I was keen to investigate our county’s ‘erased’ women and rescue them from anonymity with my latest book, Unsung Women in Somerset. Although a first-generation ‘Somersetian’ as my parents and grandparents are from elsewhere in Britain, I feel a deep connection with the county. I grew up in Chilcompton, went to the Royal High School in Bath and then attended the University of Bristol.

I wouldn’t have delved into this project 10 years ago because I used to view local history as boring but it definitely isn’t! If you look in the right places, there are many incredible events, people, legends and beliefs to uncover, sometimes even in the tiniest hamlet. I know I’ve been guilty of assuming that anything interesting must have taken place in a big city, that noteworthy events happened elsewhere, but I’ve certainly proven myself wrong with these projects!

I was also surprised to find women visiting or coming to live in Somerset from all over the world. The book mentions Jewish and Romani women as well as citizens from Barbados, Denmark, France, Germany, Ireland, Sierra Leone, the USA and all corners of Britain. Alongside other forms of discrimination, including social standing, disability and religion, non-White and/or foreign women have generally been particularly overlooked.

Women's rights are not a linear journey in which things have steadily improved over the years. It’s an undulating line that has swept up and down; for instance, far more Anglo-Saxon women held land than their Norman counterparts. I’m in awe of how during each era, women found ways to assert whatever power they could obtain despite the risks and various limitations placed on them. Hopefully, readers will feel encouraged by the women’s tenacity and the creative methods they used to gain a bit of control over their own lives and make a difference in their communities.

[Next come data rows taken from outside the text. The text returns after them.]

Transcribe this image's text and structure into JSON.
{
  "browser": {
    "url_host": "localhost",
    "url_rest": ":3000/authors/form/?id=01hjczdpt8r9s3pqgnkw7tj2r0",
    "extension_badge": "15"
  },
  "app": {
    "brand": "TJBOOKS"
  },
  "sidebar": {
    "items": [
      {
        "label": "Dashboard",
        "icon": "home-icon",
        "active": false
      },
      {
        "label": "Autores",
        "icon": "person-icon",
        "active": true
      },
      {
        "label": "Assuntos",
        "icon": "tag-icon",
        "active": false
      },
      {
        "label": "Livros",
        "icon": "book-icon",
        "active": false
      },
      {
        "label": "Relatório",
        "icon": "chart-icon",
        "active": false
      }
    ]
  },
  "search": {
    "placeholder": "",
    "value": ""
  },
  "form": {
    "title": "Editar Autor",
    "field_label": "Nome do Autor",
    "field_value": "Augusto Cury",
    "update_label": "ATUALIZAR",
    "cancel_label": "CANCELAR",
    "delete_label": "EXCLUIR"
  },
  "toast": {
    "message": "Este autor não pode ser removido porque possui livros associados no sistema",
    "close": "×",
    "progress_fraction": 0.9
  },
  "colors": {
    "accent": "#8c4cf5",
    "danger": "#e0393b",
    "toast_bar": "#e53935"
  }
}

One such tenacious woman was Beatrice Page (1882–1976), the first female tram driver in England. She was one of several women recruited to drive Weston-super-Mare’s trams during the First World War to replace the men who had gone away to fight. The tram companies were unenthusiastic about hiring women: Beatrice probably wasn’t even issued a uniform until she had proven her ability. Despite the discrimination, a January 1916 photograph of Motorwoman Page shows her driving a tram with a proud and determined expression. Beatrice had to give up this employment when the fighting men returned from mainland Europe in 1918, but she was invited back to drive the last tram before the tramlines were pulled up in 1942 as recognition of her previous work.

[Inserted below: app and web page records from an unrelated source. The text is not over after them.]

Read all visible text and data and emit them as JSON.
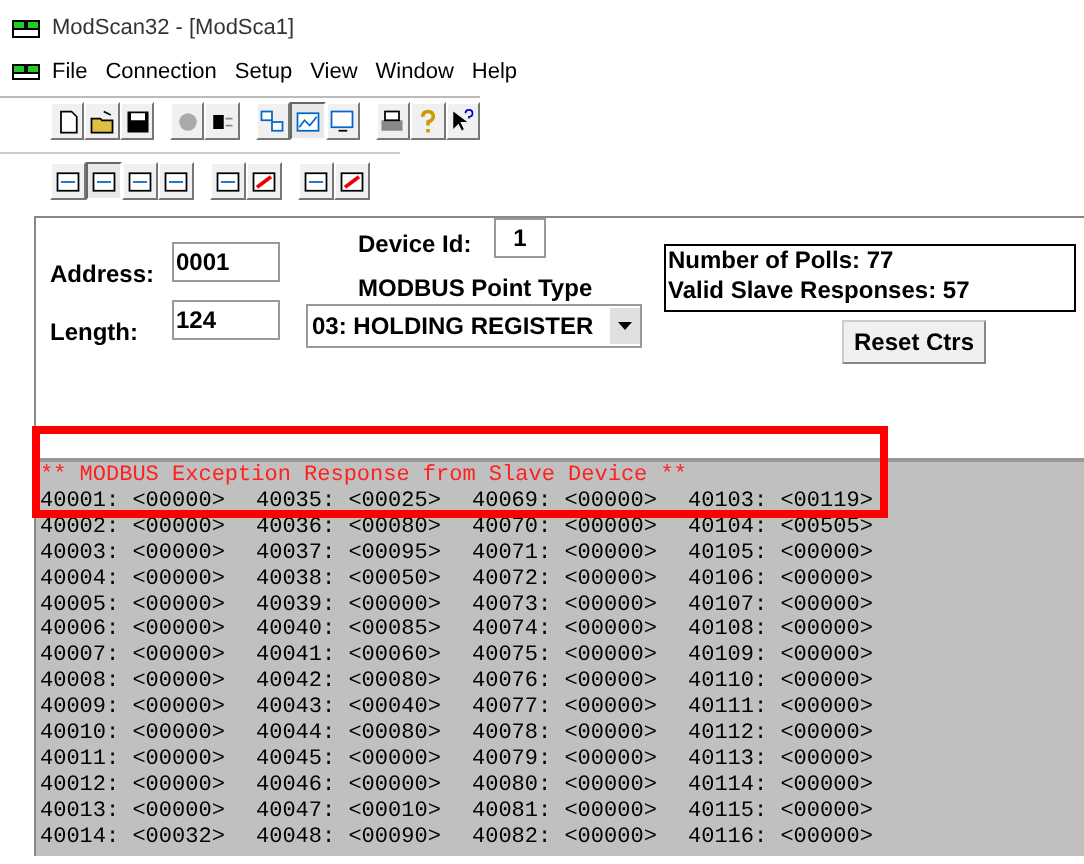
{
  "window": {
    "title": "ModScan32 - [ModSca1]"
  },
  "menu": [
    "File",
    "Connection",
    "Setup",
    "View",
    "Window",
    "Help"
  ],
  "toolbar_1": [
    {
      "kind": "new",
      "pressed": false
    },
    {
      "kind": "open",
      "pressed": false
    },
    {
      "kind": "save",
      "pressed": false
    },
    {
      "kind": "gap"
    },
    {
      "kind": "connect",
      "pressed": false
    },
    {
      "kind": "disconnect",
      "pressed": false
    },
    {
      "kind": "gap"
    },
    {
      "kind": "net",
      "pressed": false
    },
    {
      "kind": "graph",
      "pressed": true
    },
    {
      "kind": "monitor",
      "pressed": false
    },
    {
      "kind": "gap"
    },
    {
      "kind": "print",
      "pressed": false
    },
    {
      "kind": "help",
      "pressed": false
    },
    {
      "kind": "context_help",
      "pressed": false
    }
  ],
  "toolbar_2": [
    {
      "kind": "display",
      "pressed": false
    },
    {
      "kind": "display",
      "pressed": true
    },
    {
      "kind": "display",
      "pressed": false
    },
    {
      "kind": "display",
      "pressed": false
    },
    {
      "kind": "gap"
    },
    {
      "kind": "display",
      "pressed": false
    },
    {
      "kind": "plot",
      "pressed": false
    },
    {
      "kind": "gap"
    },
    {
      "kind": "display",
      "pressed": false
    },
    {
      "kind": "plot",
      "pressed": false
    }
  ],
  "form": {
    "address_label": "Address:",
    "address": "0001",
    "length_label": "Length:",
    "length": "124",
    "device_id_label": "Device Id:",
    "device_id": "1",
    "point_type_label": "MODBUS Point Type",
    "point_type": "03: HOLDING REGISTER",
    "stats": [
      "Number of Polls: 77",
      "Valid Slave Responses: 57"
    ],
    "reset_button": "Reset Ctrs"
  },
  "data": {
    "message": "** MODBUS Exception Response from Slave Device **",
    "highlighted": true,
    "rows": [
      [
        "40001: <00000>",
        "40035: <00025>",
        "40069: <00000>",
        "40103: <00119>"
      ],
      [
        "40002: <00000>",
        "40036: <00080>",
        "40070: <00000>",
        "40104: <00505>"
      ],
      [
        "40003: <00000>",
        "40037: <00095>",
        "40071: <00000>",
        "40105: <00000>"
      ],
      [
        "40004: <00000>",
        "40038: <00050>",
        "40072: <00000>",
        "40106: <00000>"
      ],
      [
        "40005: <00000>",
        "40039: <00000>",
        "40073: <00000>",
        "40107: <00000>"
      ],
      [
        "40006: <00000>",
        "40040: <00085>",
        "40074: <00000>",
        "40108: <00000>"
      ],
      [
        "40007: <00000>",
        "40041: <00060>",
        "40075: <00000>",
        "40109: <00000>"
      ],
      [
        "40008: <00000>",
        "40042: <00080>",
        "40076: <00000>",
        "40110: <00000>"
      ],
      [
        "40009: <00000>",
        "40043: <00040>",
        "40077: <00000>",
        "40111: <00000>"
      ],
      [
        "40010: <00000>",
        "40044: <00080>",
        "40078: <00000>",
        "40112: <00000>"
      ],
      [
        "40011: <00000>",
        "40045: <00000>",
        "40079: <00000>",
        "40113: <00000>"
      ],
      [
        "40012: <00000>",
        "40046: <00000>",
        "40080: <00000>",
        "40114: <00000>"
      ],
      [
        "40013: <00000>",
        "40047: <00010>",
        "40081: <00000>",
        "40115: <00000>"
      ],
      [
        "40014: <00032>",
        "40048: <00090>",
        "40082: <00000>",
        "40116: <00000>"
      ]
    ]
  }
}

Beatrice is just one of the countless women who have pushed boundaries so that future women could lead better lives– entering male-dominated spheres, demanding their rights, breaking gender norms, taking on positions of power... The list goes on. Of course, they were human and therefore imperfect like the rest of us. I’ve endeavoured to outline their flaws and potential flaws whilst displaying my deep admiration for these unsung women. I think historical figures resonate more with us and become more real when we acknowledge their imperfections.

Humanity’s imperfect nature is one thing that hasn’t changed over time, just like certain aspects of Somerset’s geography have remained unaltered. It's exciting to think that we look at the same hills these women gazed at so many years ago, that we walk the same paths as them, even if a lot has changed over time. I hope to inspire others to discover or rediscover their local area after learning about the “hidden history” of women in Somerset. I hope people will feel touched when they encounter places in their day-to-day life that are connected to the women or will even to go out specifically to visit various locations.

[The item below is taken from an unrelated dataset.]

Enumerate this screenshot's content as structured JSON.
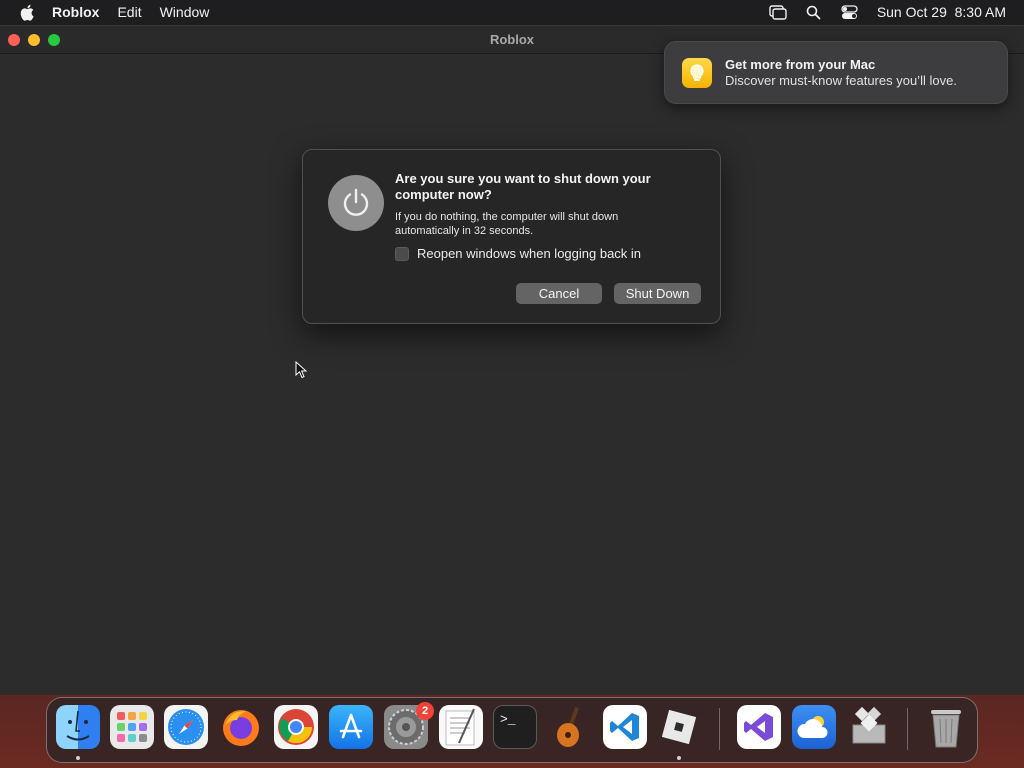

My research has given me the opportunity to discover places and experience great days out with my family that I wouldn’t have known about otherwise. For instance, we had a fantastic time visiting Athelney to see Alfred and Ealswitha’s secret hiding place and then on to Burrow Mump to see their lookout post during their battles against the Vikings. I’ve definitely infected the kids with an interest in history. Any time we drive through Burrington Combe, they join me in looking out for Aveline’s Hole, the oldest known cemetery in England. The same goes for Arthur’s Bridge whenever we drive between Shepton Mallet and Castle Cary. With my family in mind, I’m currently working on a Junior Edition of Unsung Women in Somerset, aimed at those aged 9 and up. This is part of my long-term plan to continue to bring the lives of women and other marginalised people to the forefront.

'Meet' the woman who had two funerals, the women who voted (before it was legal to do so!) and the queens, saints and witches from our very special county. Helen will be giving a talk at the Museum of Somerset on March 7th at 7.30pm. Please book your ticket (£10) via

Great British Life: Unsung Women in Somerset by Helen PughUnsung Women in Somerset by Helen Pugh (Image: Published by Helen Pugh)